In a sort of steroidal six-degrees-of-separation excercise, In Let the Great World Spin, Colum McCann spins a giant tale out of several disparate small tales. Sometimes the threads spin with a a leaden sense of doom, somtimes with a jolt of recognition and joy.
Set in the mid-70’s days of Vietnam, racial tension, and sexual revolution, Let the Great World Spin begins with a discomfiting scene at the World Trade Center twin towers. A tight-rope walker has inexplicably strung a wire between the twin towers and is performing a breathtaking balancing act, mid-air, in the exact spot that, years later, takes a punch in the gut from two airplanes.
Next we meet a young Irish man trying to make sense of the life his brother, Corrigan, has chosen to lead – the life of a priest whose only church exists under the freeway in the projects where his congregation – a group of hookers that include a mother and daughter team – ply their trade.
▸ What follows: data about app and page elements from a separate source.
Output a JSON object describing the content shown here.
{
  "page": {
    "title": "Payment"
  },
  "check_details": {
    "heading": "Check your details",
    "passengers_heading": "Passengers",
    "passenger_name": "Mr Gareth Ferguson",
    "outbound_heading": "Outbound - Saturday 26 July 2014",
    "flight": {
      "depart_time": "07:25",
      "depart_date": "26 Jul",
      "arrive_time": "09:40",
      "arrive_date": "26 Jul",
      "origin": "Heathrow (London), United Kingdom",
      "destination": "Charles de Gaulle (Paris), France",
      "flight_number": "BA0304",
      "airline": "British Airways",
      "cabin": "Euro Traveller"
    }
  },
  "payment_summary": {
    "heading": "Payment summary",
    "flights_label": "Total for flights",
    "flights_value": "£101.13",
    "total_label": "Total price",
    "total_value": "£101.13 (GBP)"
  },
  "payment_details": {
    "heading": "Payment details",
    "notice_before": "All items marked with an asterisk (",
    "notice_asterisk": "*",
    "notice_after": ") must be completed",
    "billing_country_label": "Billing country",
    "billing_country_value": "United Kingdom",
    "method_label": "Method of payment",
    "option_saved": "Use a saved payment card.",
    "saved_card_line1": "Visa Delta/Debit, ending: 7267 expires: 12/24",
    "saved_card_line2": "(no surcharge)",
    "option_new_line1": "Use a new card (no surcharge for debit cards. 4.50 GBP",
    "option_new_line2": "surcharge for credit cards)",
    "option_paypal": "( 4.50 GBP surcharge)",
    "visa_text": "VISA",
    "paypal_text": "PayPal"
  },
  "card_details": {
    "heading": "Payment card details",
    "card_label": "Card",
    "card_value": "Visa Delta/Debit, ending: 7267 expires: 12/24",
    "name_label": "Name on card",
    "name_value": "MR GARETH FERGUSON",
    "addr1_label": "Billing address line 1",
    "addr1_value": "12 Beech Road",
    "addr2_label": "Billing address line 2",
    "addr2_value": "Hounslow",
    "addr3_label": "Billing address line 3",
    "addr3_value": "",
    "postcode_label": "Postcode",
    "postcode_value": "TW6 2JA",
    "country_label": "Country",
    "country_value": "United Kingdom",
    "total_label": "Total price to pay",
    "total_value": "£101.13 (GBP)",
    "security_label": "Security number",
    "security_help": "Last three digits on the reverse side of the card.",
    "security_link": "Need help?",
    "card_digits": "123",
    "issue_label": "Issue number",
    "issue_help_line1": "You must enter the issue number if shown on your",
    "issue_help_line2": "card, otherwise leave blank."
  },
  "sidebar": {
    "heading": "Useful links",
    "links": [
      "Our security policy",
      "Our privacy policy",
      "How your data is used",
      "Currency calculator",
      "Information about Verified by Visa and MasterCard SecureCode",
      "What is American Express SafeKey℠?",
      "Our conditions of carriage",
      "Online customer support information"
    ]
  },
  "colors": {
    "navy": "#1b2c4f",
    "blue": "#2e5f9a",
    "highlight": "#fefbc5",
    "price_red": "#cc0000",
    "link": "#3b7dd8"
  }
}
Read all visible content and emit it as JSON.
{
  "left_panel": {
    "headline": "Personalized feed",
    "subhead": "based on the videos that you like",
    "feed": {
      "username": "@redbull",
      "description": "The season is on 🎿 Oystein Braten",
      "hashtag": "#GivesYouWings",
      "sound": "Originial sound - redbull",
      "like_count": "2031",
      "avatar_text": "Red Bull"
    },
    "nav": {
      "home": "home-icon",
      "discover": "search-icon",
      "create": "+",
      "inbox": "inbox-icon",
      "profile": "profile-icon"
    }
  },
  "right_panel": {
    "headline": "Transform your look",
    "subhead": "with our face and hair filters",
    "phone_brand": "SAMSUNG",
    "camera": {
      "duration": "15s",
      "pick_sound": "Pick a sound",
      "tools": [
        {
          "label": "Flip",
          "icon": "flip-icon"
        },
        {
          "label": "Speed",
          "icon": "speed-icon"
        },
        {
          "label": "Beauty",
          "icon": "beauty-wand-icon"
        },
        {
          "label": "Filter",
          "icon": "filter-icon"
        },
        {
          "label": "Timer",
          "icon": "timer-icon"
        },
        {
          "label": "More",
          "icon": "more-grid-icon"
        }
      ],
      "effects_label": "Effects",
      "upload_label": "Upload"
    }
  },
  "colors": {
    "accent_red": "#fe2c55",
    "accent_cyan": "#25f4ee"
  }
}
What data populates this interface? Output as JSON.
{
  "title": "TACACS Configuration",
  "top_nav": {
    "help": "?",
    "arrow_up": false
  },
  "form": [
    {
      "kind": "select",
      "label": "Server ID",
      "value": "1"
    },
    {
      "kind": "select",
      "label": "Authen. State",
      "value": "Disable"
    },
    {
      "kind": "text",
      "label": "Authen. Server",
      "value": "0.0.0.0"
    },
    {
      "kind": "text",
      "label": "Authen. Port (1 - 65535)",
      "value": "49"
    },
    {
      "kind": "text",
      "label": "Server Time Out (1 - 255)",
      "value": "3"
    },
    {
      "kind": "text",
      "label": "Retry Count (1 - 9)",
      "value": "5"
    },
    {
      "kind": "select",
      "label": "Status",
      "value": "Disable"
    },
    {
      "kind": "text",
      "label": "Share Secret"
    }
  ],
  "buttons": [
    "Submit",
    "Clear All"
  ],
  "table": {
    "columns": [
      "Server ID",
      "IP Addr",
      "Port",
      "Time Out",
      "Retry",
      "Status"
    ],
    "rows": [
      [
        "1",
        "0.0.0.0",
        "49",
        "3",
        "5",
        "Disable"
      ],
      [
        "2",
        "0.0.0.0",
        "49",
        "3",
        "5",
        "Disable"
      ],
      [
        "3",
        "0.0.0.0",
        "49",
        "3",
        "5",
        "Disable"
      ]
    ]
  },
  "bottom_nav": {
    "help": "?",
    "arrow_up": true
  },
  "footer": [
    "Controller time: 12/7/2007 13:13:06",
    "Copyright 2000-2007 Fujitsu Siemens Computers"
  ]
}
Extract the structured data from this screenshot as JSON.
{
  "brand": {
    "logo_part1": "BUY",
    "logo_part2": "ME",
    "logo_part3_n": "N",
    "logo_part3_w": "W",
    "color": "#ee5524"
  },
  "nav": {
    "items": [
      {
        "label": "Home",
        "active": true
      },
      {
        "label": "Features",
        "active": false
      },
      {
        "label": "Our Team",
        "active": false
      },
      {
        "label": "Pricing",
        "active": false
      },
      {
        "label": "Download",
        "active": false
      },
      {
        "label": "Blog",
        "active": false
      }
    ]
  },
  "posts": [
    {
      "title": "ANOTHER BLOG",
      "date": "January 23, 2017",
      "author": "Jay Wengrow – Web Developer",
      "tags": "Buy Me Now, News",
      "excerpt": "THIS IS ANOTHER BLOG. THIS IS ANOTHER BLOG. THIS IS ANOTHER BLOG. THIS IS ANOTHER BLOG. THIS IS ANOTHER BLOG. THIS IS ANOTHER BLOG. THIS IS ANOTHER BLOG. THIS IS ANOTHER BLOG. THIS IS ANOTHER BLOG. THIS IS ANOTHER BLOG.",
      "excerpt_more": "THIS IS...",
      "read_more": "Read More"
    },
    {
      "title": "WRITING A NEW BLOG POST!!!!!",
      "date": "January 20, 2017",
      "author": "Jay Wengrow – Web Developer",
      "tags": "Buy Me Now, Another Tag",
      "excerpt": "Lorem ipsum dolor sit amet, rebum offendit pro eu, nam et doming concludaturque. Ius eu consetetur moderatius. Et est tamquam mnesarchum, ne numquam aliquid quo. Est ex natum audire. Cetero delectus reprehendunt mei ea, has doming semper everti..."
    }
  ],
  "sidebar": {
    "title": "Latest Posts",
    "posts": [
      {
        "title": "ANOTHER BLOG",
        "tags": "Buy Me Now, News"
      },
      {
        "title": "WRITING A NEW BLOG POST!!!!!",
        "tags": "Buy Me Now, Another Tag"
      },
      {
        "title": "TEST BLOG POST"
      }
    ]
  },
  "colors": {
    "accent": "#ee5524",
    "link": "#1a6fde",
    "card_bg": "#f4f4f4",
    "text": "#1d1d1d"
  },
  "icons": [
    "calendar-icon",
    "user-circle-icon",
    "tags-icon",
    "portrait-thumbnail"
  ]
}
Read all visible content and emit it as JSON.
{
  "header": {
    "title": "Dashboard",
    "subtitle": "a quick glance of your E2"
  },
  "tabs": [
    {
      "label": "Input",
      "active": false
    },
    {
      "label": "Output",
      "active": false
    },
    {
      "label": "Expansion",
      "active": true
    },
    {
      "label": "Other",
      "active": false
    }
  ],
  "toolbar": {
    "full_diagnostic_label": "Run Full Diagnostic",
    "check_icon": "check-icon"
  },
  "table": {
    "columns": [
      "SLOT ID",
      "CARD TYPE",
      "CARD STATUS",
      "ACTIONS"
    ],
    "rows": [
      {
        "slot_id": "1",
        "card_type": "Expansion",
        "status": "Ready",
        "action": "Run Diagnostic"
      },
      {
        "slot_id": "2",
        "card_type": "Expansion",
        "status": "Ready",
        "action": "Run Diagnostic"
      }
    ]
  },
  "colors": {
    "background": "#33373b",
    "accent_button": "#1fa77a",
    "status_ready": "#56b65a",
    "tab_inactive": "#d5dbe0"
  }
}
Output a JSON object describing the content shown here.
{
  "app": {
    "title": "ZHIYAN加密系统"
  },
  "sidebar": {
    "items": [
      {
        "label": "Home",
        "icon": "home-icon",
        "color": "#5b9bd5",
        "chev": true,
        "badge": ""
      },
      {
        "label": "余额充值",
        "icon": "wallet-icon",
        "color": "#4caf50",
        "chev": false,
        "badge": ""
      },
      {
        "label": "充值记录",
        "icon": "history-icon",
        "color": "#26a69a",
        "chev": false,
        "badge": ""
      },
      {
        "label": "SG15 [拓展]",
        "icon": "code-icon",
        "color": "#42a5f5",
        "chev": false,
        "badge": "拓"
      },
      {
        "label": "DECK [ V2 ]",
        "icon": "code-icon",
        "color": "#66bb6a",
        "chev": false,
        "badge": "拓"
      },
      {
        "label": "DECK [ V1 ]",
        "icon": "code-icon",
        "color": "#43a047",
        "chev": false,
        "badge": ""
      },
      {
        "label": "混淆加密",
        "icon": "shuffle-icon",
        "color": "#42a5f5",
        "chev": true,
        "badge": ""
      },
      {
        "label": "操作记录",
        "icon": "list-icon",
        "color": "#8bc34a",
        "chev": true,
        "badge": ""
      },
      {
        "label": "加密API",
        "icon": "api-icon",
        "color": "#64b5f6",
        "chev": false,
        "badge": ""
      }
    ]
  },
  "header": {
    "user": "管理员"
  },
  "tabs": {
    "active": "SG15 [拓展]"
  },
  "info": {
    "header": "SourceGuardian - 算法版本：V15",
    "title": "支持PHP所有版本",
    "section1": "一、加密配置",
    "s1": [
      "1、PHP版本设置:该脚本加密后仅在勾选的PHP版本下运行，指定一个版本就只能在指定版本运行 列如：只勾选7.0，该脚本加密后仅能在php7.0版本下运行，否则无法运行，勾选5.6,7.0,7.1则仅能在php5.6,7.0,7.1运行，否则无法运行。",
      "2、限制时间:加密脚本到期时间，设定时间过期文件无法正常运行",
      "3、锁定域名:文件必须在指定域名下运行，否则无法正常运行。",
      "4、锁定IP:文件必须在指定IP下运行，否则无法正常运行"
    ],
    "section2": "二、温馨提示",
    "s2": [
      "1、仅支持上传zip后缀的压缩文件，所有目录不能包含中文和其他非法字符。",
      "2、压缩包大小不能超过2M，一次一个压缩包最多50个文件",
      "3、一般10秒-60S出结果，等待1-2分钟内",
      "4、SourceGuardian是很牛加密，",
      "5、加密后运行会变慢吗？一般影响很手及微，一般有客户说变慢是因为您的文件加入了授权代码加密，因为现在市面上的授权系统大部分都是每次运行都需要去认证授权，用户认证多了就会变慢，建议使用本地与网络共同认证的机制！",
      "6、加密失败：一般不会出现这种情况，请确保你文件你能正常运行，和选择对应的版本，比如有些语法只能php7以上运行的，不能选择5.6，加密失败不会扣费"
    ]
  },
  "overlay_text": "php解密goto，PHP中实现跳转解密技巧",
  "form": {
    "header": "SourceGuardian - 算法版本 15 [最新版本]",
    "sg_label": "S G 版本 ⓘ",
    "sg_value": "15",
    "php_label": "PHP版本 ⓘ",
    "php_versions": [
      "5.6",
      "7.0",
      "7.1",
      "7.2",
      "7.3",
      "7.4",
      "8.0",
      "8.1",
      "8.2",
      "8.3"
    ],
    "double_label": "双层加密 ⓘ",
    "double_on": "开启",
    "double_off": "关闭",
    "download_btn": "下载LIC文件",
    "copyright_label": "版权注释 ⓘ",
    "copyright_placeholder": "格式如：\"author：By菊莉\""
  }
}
Next we meet Claire, a blue blood Park Avenue wife struggling with loosing her only son in Viet Nam. Through Claire, we meet Gloria, another grieving mother, but from the Bronx, a million miles from Park Place in the seventies. Gently unfolding fully developed characters, McCann gives us a judge, desperate for something, anything, meaningful in his life. He gives us a self-centered new-aged artist and the woman who is more than ready to walk away from him, given good enough reason — which she has after a monstrous car crash.
If any of these tales sounds comical, they are not. They are wry, ironic, and sharp. But not comic. There is no “I knew it all along” moment for the reader. McCann’s writing is delicate enough to avoid reeking of conicidence yet strong enough – like the tightrope- that each scene carries its own weight. In Let the Great World Spin, Colum McCann suspends relational definitions. People slide into common orbit through nothing more than grief. With nothing more than being in the wrong place at the wrong time, lives change. With nothing but shared awe at a speck prancing boldly in the sky, bonds forge. While familial relationships form the baseline bonds for most people, sometimes it is the encounter with a stranger that leads to the most important bonds.
The end of most books telegraph their arrival by dwindling pages and a sense of denouement. Even very great books can have unsatisfying conclusions. The best books leave the reader missing the characters. The ending of Let the Great World Spin took me by surprise. Literally, I must admit I was fooled by the inclusion of a readers’ guide in my edition. When I reached the last page of the last chapter, I expected to turn the page to a new chapter, but I didn’t. It’s not that the book ends abruptly – not in the way that disappoints a reader hungering for resolution. The abruptness is due instead, to the circular nature of the tale. I was engaged to the last word. Though I expected to read on, immediately I knew that the story ended right where it needed to end. The only way to survive loss is to keep moving. McCann’s story moves in a rich, full and expanding circle. Being a Nashvillian, I couldn’t help thinking, in the words of bluegrass musician Alvin Pleasant Carter, “Will the circle be unbroken, Lord, by and by, Lord, by and by.”